Consent must also be specific and informed. This means that the individual must know and understand what such consent will amount to. Individuals should be informed of the reasons for the transfer and, if possible, the countries involved. In addition, any identified risks involved in the transfer should be brought to the individual’s attention. As a result, in practice it will be very difficult to make a valid argument that consent provides a lawful basis to legitimise international data transfers.

The EU authorities’ position

The EU Article 29 Working Party issued a statement following the CJEU decision emphasising that affected businesses should start to put in place legal and technical solutions in a timely manner to meet EU data protection standards. The statement gave a January 2016 deadline for companies to come into compliance with the ruling, at which point EU data protection authorities would be “committed to take all necessary and appropriate actions, which may include coordinated enforcement actions.”

Therefore, the EU data protection authorities have made it clear that they expect companies to ensure an adequate level of protection for European data at all times. In the meantime, the Working Party will continue to analyse the available transfer tools, such as the Standard Contractual Clauses and Binding Corporate Rules, but these transfer mechanisms can be subject to investigation by data protection authorities to protect individuals in “particular cases,” for instance on the basis of complaints.

Action plan

Before the January 2016 enforcement deadline, companies that previously relied on Safe Harbor for their EU to US transfers should follow this process:

  • Carry out a data transfers assessment to identify which data transfers from the EU to the US had been legitimised by Safe Harbor.
  • Prioritise key transfers for the business by reference to the nature of the data and its use.
  • For intra-group transfers, identify all of the entities involved and assess the most suitable alternative to Safe Harbor. In the short term, this is likely to involve an interim contractual solution whilst more permanent mechanisms – such as BCR – are considered.
  • For transfers to service providers, review any existing contracts for references to Safe Harbor and determine whether the relevant vendor is offering a suitable contractual option or is able to rely on a Processor BCR.
  • US-based service providers should consider the most appropriate legal mechanism to enable customers to continue to use their services lawfully.
  • Finally, whatever the mechanisms used, ensure that they include suitable measures to deal with requests for disclosure of personal data by law enforcement authorities.
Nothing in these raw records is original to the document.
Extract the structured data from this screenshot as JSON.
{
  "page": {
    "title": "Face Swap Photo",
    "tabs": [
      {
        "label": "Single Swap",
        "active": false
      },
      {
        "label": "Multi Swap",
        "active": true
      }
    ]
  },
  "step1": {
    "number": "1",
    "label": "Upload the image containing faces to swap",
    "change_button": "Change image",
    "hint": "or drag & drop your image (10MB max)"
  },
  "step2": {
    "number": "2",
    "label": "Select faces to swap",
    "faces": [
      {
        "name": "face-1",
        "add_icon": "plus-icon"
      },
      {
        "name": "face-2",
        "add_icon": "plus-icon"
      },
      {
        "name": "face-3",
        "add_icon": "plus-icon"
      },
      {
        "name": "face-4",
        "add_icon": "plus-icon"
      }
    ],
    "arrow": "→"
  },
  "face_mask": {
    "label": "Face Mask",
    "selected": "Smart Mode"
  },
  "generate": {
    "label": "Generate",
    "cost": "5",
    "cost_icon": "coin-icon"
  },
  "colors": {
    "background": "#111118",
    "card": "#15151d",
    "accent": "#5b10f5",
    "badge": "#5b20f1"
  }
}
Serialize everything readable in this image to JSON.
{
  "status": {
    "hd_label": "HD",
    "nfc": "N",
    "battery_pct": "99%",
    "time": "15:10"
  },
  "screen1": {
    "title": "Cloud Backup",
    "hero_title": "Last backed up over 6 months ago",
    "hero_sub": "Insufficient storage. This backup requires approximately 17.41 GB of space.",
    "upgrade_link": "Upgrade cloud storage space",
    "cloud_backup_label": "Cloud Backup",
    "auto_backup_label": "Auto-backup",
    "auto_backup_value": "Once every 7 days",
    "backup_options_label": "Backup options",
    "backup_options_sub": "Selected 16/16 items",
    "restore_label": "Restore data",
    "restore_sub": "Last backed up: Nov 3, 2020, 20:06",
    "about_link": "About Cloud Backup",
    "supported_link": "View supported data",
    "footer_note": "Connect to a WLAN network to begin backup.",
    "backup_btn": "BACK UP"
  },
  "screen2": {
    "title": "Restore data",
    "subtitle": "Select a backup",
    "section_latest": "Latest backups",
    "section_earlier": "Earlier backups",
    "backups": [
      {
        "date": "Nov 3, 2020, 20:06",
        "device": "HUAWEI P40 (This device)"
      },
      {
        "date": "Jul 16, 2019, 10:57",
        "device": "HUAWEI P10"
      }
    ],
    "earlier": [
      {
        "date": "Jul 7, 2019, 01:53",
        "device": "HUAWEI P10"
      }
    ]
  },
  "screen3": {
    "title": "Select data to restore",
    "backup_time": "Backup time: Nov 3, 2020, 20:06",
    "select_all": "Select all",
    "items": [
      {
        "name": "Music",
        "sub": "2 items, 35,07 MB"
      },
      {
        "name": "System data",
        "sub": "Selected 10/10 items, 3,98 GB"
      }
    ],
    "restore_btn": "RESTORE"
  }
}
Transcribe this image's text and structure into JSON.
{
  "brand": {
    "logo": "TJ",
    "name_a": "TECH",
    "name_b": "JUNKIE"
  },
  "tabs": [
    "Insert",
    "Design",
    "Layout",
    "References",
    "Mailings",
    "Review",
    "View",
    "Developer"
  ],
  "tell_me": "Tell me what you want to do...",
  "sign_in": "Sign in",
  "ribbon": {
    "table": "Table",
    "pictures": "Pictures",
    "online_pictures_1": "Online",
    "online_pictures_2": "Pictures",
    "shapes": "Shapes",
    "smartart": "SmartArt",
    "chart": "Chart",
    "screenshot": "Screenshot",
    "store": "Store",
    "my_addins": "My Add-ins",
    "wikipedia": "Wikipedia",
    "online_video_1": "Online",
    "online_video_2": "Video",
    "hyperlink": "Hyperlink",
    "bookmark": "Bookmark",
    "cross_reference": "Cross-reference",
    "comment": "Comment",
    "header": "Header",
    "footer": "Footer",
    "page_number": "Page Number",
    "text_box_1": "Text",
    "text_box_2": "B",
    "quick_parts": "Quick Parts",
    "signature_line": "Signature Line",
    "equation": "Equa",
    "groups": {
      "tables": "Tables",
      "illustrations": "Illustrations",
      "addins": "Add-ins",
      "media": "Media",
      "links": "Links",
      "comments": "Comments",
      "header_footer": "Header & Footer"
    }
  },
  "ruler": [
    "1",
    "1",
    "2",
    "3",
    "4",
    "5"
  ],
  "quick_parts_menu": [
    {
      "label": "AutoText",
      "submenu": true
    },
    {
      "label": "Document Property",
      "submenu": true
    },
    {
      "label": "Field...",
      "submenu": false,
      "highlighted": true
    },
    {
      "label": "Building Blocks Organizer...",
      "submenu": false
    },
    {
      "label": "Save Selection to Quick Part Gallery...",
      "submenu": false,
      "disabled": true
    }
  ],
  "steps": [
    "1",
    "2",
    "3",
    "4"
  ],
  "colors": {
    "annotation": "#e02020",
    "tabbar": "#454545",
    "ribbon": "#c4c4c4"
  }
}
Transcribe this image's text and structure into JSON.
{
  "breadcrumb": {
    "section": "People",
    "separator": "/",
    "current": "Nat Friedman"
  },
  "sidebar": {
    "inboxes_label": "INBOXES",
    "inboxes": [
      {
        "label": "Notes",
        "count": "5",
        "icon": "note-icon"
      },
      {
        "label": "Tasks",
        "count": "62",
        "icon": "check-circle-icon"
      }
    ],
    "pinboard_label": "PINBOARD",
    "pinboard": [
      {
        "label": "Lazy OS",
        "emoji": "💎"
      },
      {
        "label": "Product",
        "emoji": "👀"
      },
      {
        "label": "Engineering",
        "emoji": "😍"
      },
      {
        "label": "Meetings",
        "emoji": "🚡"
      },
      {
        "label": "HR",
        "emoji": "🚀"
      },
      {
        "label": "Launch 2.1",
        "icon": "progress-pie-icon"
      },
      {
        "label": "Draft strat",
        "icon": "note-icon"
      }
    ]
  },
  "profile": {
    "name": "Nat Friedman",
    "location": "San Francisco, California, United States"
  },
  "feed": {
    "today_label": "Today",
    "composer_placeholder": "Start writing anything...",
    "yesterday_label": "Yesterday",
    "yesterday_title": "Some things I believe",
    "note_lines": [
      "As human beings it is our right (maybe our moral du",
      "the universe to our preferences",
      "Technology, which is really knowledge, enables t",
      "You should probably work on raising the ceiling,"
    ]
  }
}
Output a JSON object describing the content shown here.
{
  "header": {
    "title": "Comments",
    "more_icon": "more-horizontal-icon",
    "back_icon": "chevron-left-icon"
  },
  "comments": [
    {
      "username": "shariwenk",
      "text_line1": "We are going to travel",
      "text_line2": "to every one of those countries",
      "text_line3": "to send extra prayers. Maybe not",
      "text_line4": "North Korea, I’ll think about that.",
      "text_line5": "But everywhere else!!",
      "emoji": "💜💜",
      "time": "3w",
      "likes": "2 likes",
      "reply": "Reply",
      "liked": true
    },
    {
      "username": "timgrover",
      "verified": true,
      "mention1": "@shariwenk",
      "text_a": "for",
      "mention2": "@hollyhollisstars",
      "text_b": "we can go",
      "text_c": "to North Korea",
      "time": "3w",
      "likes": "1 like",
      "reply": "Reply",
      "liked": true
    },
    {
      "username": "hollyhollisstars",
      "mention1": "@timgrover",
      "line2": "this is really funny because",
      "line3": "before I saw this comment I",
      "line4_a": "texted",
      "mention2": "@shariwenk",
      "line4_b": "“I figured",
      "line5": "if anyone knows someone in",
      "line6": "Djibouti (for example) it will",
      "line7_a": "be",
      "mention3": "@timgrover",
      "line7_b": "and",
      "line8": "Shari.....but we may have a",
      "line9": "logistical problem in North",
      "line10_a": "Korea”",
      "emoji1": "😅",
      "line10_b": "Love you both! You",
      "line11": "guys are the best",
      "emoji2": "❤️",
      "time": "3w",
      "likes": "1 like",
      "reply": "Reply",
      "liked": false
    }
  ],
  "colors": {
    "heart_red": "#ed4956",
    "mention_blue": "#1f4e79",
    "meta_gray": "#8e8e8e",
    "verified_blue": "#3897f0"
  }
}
Eduardo Ustaran is a partner in the Privacy and Information Management practice of Hogan Lovells and an internationally recognised expert in privacy and data protection law. Email eduardo.ustaran@hoganlovells.com. Twitter @EUstaran. This piece originally appeared on the Internet Newsletter for Lawyers and is shared with the author and publisher’s permission.